The heavy use of alcohol may be a factor in this disorder, but, more frequently, marital, financial, occupational and war-related stress can cause a person to withdraw from what is causing emotional pain by “forgetting” both the particular experience and the details from that life. Individuals who are depressed, have attempted suicide, are suffering a physical disorder such as epilepsy, or who abuse substances are considered to have a predisposition to dissociative fugue.
How Common is Dissociative Fugue?
Dissociative fugue is a rare condition occurring most often during war, natural disasters, or during periods of intense personal problems.
Treatment is very similar to that of dissociative amnesia, including work on integrating the trauma and stressor that may have precipitated the disorder into a form that can be dealt with in a healthier way.
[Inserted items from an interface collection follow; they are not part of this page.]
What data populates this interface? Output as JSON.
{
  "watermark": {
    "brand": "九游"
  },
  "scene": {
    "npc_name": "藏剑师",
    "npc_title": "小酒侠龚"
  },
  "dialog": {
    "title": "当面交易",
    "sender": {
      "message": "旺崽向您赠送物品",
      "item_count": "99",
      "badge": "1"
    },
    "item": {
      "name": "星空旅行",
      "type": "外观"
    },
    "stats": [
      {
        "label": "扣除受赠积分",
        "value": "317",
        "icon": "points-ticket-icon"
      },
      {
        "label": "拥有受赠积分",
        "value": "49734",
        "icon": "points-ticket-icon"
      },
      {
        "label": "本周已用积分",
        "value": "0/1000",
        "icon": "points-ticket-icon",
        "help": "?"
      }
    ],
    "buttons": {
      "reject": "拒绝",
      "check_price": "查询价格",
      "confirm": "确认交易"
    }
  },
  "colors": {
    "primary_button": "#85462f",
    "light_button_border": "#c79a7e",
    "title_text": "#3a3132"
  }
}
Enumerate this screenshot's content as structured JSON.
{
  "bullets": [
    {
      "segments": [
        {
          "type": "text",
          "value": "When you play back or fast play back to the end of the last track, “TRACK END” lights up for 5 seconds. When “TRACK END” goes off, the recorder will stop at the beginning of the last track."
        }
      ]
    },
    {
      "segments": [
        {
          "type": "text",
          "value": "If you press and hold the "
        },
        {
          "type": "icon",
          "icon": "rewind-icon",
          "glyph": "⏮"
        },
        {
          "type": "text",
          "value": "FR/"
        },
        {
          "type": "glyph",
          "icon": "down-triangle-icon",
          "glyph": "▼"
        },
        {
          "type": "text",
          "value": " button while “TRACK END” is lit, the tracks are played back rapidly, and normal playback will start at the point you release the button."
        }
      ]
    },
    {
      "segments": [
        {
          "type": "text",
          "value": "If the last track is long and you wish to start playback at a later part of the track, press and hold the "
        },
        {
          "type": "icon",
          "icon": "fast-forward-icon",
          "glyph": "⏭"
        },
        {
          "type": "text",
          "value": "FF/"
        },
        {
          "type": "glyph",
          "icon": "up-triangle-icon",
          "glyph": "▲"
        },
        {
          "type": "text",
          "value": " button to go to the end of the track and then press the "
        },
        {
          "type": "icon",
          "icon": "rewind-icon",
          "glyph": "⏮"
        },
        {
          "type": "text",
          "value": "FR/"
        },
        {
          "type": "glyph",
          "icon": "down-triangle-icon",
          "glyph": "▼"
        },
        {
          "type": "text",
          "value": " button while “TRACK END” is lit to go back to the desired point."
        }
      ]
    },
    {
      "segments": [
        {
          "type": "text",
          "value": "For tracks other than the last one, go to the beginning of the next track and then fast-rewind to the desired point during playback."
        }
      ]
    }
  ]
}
Dissociative identity disorder, more commonly known as multiple personality disorder, is considered to be the most serious and devastating of the dissociative disorders. With this disorder, the patient has two or more distinct personalities. These personalities can vary as to age, gender, level of education, sexual orientation and occupation. It is possible for all the variations found in any population to exist within the psyche of a single individual. Behavior, speech and activities are determined by whichever of the personalities or “alters’ is in charge at that moment in time.
Many people gained their understanding of DID from films like Sybil, released in 1976. However, mental health professionals have said that character portrayed by Sallie Fields bears little resemblance to real individuals who have been diagnosed with this disorder. Herschel Walker, well-known football player and winner of the Heisman Trophy, has revealed that he has dealt with DID most of his adult life. Click on this link (http://youtu.be/JY8Ic7ombDs) to see the first of a two part interview from ABC News in which Walker and the clinician provide an intimate and revealing look at life with multiple “alters”.
Psychotherapy, often combined with hypnosis and drug-assisted interviews, helps those with dissociative identity disorder identify their various personas and their very individual characteristics. One of the major goals of psychotherapy is abreaction (also called catharsis) which means allowing a client to relive an experience so it loses its emotional value. In addition, connections and contracts between alters can be made, which can protect those who may be suicidal from injuring their host.
Where Can I Find More Information on Dissociative Disorders?
Mental Health America (http://www.mentalhealthamerica.net/go/find_support_group) provides information and links to local support groups and organizations for families, friends and individuals dealing with dissociative disorders.
American Psychiatric Association. (2000). Diagnostic and Statistical Manual of Mental Disorders (Revised 4th ed.). Washington, DC: Author.
Kaplan, H.I., &Sadoc, B.J. (1996). Concise Textbook of Clinical Psychiatry. Baltimore, MD: Williams & Wilkins.